*** DATA SHOWN Section Begins ***
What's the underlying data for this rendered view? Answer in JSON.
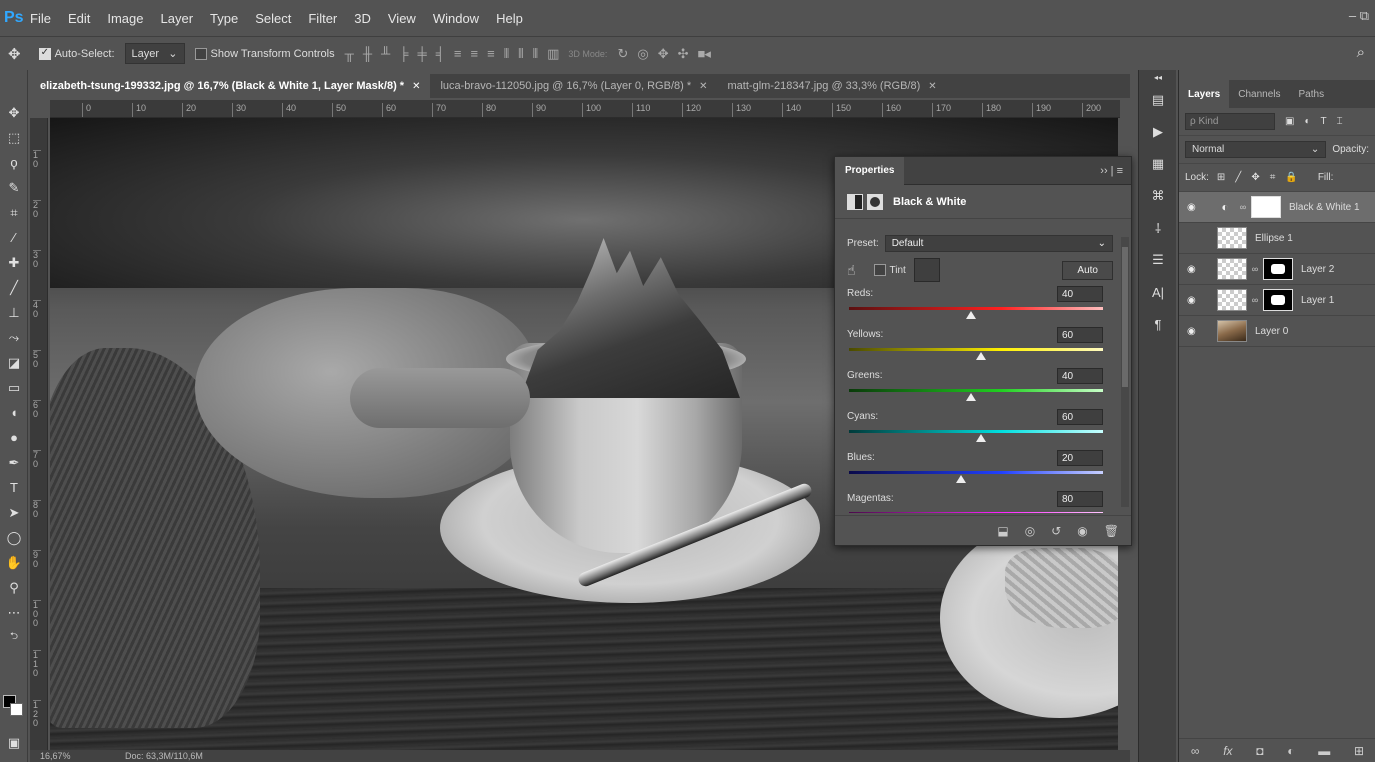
{
  "menubar": {
    "logo": "Ps",
    "items": [
      "File",
      "Edit",
      "Image",
      "Layer",
      "Type",
      "Select",
      "Filter",
      "3D",
      "View",
      "Window",
      "Help"
    ],
    "window_controls": "–  ⧉"
  },
  "options": {
    "move_icon": "✥",
    "auto_select_label": "Auto-Select:",
    "auto_select_checked": true,
    "auto_select_target": "Layer",
    "show_transform_label": "Show Transform Controls",
    "show_transform_checked": false,
    "mode_3d_label": "3D Mode:",
    "search_icon": "⌕"
  },
  "tabs": [
    {
      "label": "elizabeth-tsung-199332.jpg @ 16,7% (Black & White 1, Layer Mask/8) *",
      "active": true
    },
    {
      "label": "luca-bravo-112050.jpg @ 16,7% (Layer 0, RGB/8) *",
      "active": false
    },
    {
      "label": "matt-glm-218347.jpg @ 33,3% (RGB/8)",
      "active": false
    }
  ],
  "ruler_top": [
    "0",
    "10",
    "20",
    "30",
    "40",
    "50",
    "60",
    "70",
    "80",
    "90",
    "100",
    "110",
    "120",
    "130",
    "140",
    "150",
    "160",
    "170",
    "180",
    "190",
    "200"
  ],
  "ruler_left": [
    "1",
    "2",
    "3",
    "4",
    "5",
    "6",
    "7",
    "8",
    "9",
    "10",
    "11",
    "12"
  ],
  "status": {
    "zoom": "16,67%",
    "doc": "Doc: 63,3M/110,6M"
  },
  "properties": {
    "tab_label": "Properties",
    "collapse_label": "›› |  ≡",
    "adjustment_title": "Black & White",
    "preset_label": "Preset:",
    "preset_value": "Default",
    "tint_label": "Tint",
    "tint_checked": false,
    "auto_label": "Auto",
    "sliders": [
      {
        "label": "Reds:",
        "value": 40,
        "gradient": "linear-gradient(90deg,#5a1010,#ff2020 60%,#ffbfbf)"
      },
      {
        "label": "Yellows:",
        "value": 60,
        "gradient": "linear-gradient(90deg,#4a4a00,#fff000 60%,#fffbc0)"
      },
      {
        "label": "Greens:",
        "value": 40,
        "gradient": "linear-gradient(90deg,#0a3a0a,#20d020 60%,#c8ffc8)"
      },
      {
        "label": "Cyans:",
        "value": 60,
        "gradient": "linear-gradient(90deg,#003a3a,#00e0e0 60%,#c8ffff)"
      },
      {
        "label": "Blues:",
        "value": 20,
        "gradient": "linear-gradient(90deg,#0a0a4a,#2040ff 60%,#c8d0ff)"
      },
      {
        "label": "Magentas:",
        "value": 80,
        "gradient": "linear-gradient(90deg,#4a0a4a,#ff20ff 60%,#ffc8ff)"
      }
    ]
  },
  "layers_panel": {
    "tabs": [
      "Layers",
      "Channels",
      "Paths"
    ],
    "kind_placeholder": "ρ Kind",
    "blend_mode": "Normal",
    "opacity_label": "Opacity:",
    "lock_label": "Lock:",
    "fill_label": "Fill:",
    "layers": [
      {
        "name": "Black & White 1",
        "visible": true,
        "type": "adjustment",
        "selected": true
      },
      {
        "name": "Ellipse 1",
        "visible": false,
        "type": "shape",
        "selected": false
      },
      {
        "name": "Layer 2",
        "visible": true,
        "type": "masked",
        "selected": false
      },
      {
        "name": "Layer 1",
        "visible": true,
        "type": "masked",
        "selected": false
      },
      {
        "name": "Layer 0",
        "visible": true,
        "type": "photo",
        "selected": false
      }
    ]
  }
}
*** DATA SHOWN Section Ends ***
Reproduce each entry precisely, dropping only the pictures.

What's the underlying data for this rendered view? Answer in JSON.
{
  "menubar": {
    "logo": "Ps",
    "items": [
      "File",
      "Edit",
      "Image",
      "Layer",
      "Type",
      "Select",
      "Filter",
      "3D",
      "View",
      "Window",
      "Help"
    ],
    "window_controls": "–  ⧉"
  },
  "options": {
    "move_icon": "✥",
    "auto_select_label": "Auto-Select:",
    "auto_select_checked": true,
    "auto_select_target": "Layer",
    "show_transform_label": "Show Transform Controls",
    "show_transform_checked": false,
    "mode_3d_label": "3D Mode:",
    "search_icon": "⌕"
  },
  "tabs": [
    {
      "label": "elizabeth-tsung-199332.jpg @ 16,7% (Black & White 1, Layer Mask/8) *",
      "active": true
    },
    {
      "label": "luca-bravo-112050.jpg @ 16,7% (Layer 0, RGB/8) *",
      "active": false
    },
    {
      "label": "matt-glm-218347.jpg @ 33,3% (RGB/8)",
      "active": false
    }
  ],
  "ruler_top": [
    "0",
    "10",
    "20",
    "30",
    "40",
    "50",
    "60",
    "70",
    "80",
    "90",
    "100",
    "110",
    "120",
    "130",
    "140",
    "150",
    "160",
    "170",
    "180",
    "190",
    "200"
  ],
  "ruler_left": [
    "1",
    "2",
    "3",
    "4",
    "5",
    "6",
    "7",
    "8",
    "9",
    "10",
    "11",
    "12"
  ],
  "status": {
    "zoom": "16,67%",
    "doc": "Doc: 63,3M/110,6M"
  },
  "properties": {
    "tab_label": "Properties",
    "collapse_label": "›› |  ≡",
    "adjustment_title": "Black & White",
    "preset_label": "Preset:",
    "preset_value": "Default",
    "tint_label": "Tint",
    "tint_checked": false,
    "auto_label": "Auto",
    "sliders": [
      {
        "label": "Reds:",
        "value": 40,
        "gradient": "linear-gradient(90deg,#5a1010,#ff2020 60%,#ffbfbf)"
      },
      {
        "label": "Yellows:",
        "value": 60,
        "gradient": "linear-gradient(90deg,#4a4a00,#fff000 60%,#fffbc0)"
      },
      {
        "label": "Greens:",
        "value": 40,
        "gradient": "linear-gradient(90deg,#0a3a0a,#20d020 60%,#c8ffc8)"
      },
      {
        "label": "Cyans:",
        "value": 60,
        "gradient": "linear-gradient(90deg,#003a3a,#00e0e0 60%,#c8ffff)"
      },
      {
        "label": "Blues:",
        "value": 20,
        "gradient": "linear-gradient(90deg,#0a0a4a,#2040ff 60%,#c8d0ff)"
      },
      {
        "label": "Magentas:",
        "value": 80,
        "gradient": "linear-gradient(90deg,#4a0a4a,#ff20ff 60%,#ffc8ff)"
      }
    ]
  },
  "layers_panel": {
    "tabs": [
      "Layers",
      "Channels",
      "Paths"
    ],
    "kind_placeholder": "ρ Kind",
    "blend_mode": "Normal",
    "opacity_label": "Opacity:",
    "lock_label": "Lock:",
    "fill_label": "Fill:",
    "layers": [
      {
        "name": "Black & White 1",
        "visible": true,
        "type": "adjustment",
        "selected": true
      },
      {
        "name": "Ellipse 1",
        "visible": false,
        "type": "shape",
        "selected": false
      },
      {
        "name": "Layer 2",
        "visible": true,
        "type": "masked",
        "selected": false
      },
      {
        "name": "Layer 1",
        "visible": true,
        "type": "masked",
        "selected": false
      },
      {
        "name": "Layer 0",
        "visible": true,
        "type": "photo",
        "selected": false
      }
    ]
  }
}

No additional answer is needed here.